While New Zealand continues with its current policies, it continues to face the prospect of low economic growth, based on commodity exports vulnerable to international trading conditions, with its best people migrating, and a socially and culturally impoverished nation. Few of New Zealander’s ancestors – brown, white, and yellow – came with such a mean vision.
There is a different approach: one which can be illustrated with industrial policy. It involves a vision of New Zealand as a full member of the international community, active in all its transactions – peace, human rights, cultural, sporting, intellectual and social as well as economic – with a firm commitment to New Zealand as an independent nation, as autonomous as international responsibilities permit, flourishing in the interests of all the diversity and energy that makes up the ordinary New Zealanders.
There is a national vision which desires a green and pleasant land. But without manufacturing, a deindustrialized New Zealand would be a severely depopulated ones, isolated from the vibrancy of international metropolitan life.
1. A precipitant of this work was the statement that
“.. from the 1950s to the mid-1970s the manufacturing sector accounted for a growing share of employment in New Zealand – from 4 percent to just under 26 percent. With deregulation and lower trade barriers, this number fell rapidly to some 18 percent by 1992.” (R. Kerr, “The New Zealand Employment Contracts Act: Its Enactment, Performance and Implications,” Californian Western International Law Journal, Fall 1997. p.93
Manufacturing’s share of employment was 24 percent in 1951 and 1956.
2. See B.H. Easton, In Stormy Seas (University of Otago Press, 1997), Chapter 14.
3. B.H. Easton (1996) “Brendan Thompson’s New Zealand Work Force Series”, Labour Employment and Work in New Zealand: Proceedings of the Seventh Conference, ed. P. Morrison, p.277-285.
4. My views on “Think Big” will be found in In Stormy Seas. Suffice to say here that while Chapter 11 expresses numerous reservations, it points out most of the critics are stronger on rhetoric than analysis.

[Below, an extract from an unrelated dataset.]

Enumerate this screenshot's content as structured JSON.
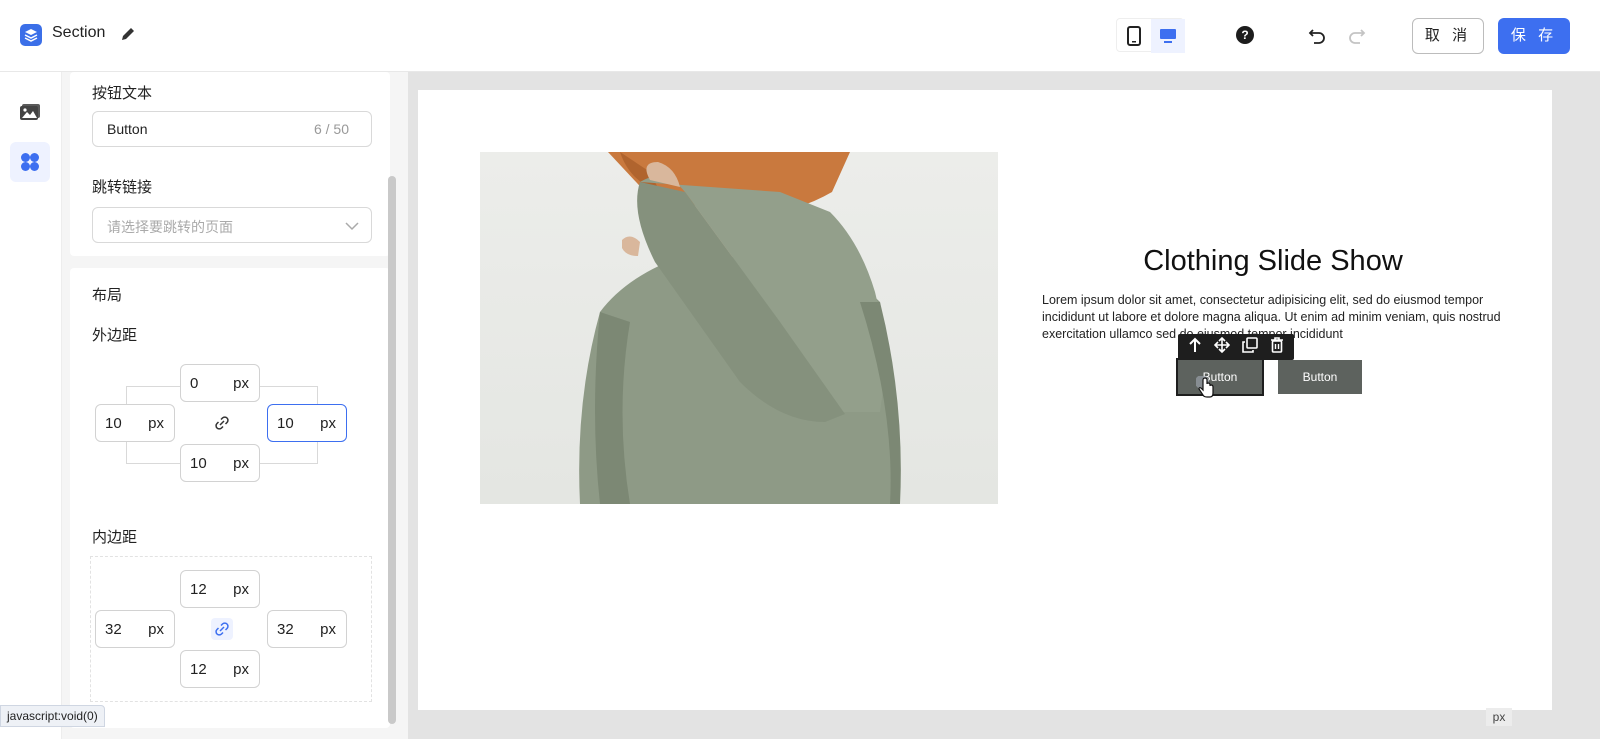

5. And back into the nineteenth century according to Brendan Thompson’s census based industrial employment tables. Easton (1996) op cit.
6. It is arguable that the two periods are even more distinct, because some of the new exports of the mid and late 1980s were the consequences of earlier decisions, such as the heavy subsidization of horticulture in the 1970s and early 1980s. A similar effect on the import substituting side has already been mentioned.
7. In Stormy Seas.
8. See B.H. Easton (1998), “Microeconomic Reform: The New Zealand Experience”, Microeconomic Reform and Productivity Growth: Workshop Proceedings, Productivity Commission and ANU.
8. For instance, given the way ACC is levied, some manufacturers have set up separate service companies. Information technology has been another potent cause of outsourcing.
9. In Stormy Seas.
10. In the standard notation
C+I+G = 106
X = 30
M = 36
Y(GDP) = 100
With the marginal propensities as follows
tax = .4
import = .5 out of disposable income
consume & invest = .5 out of disposable income.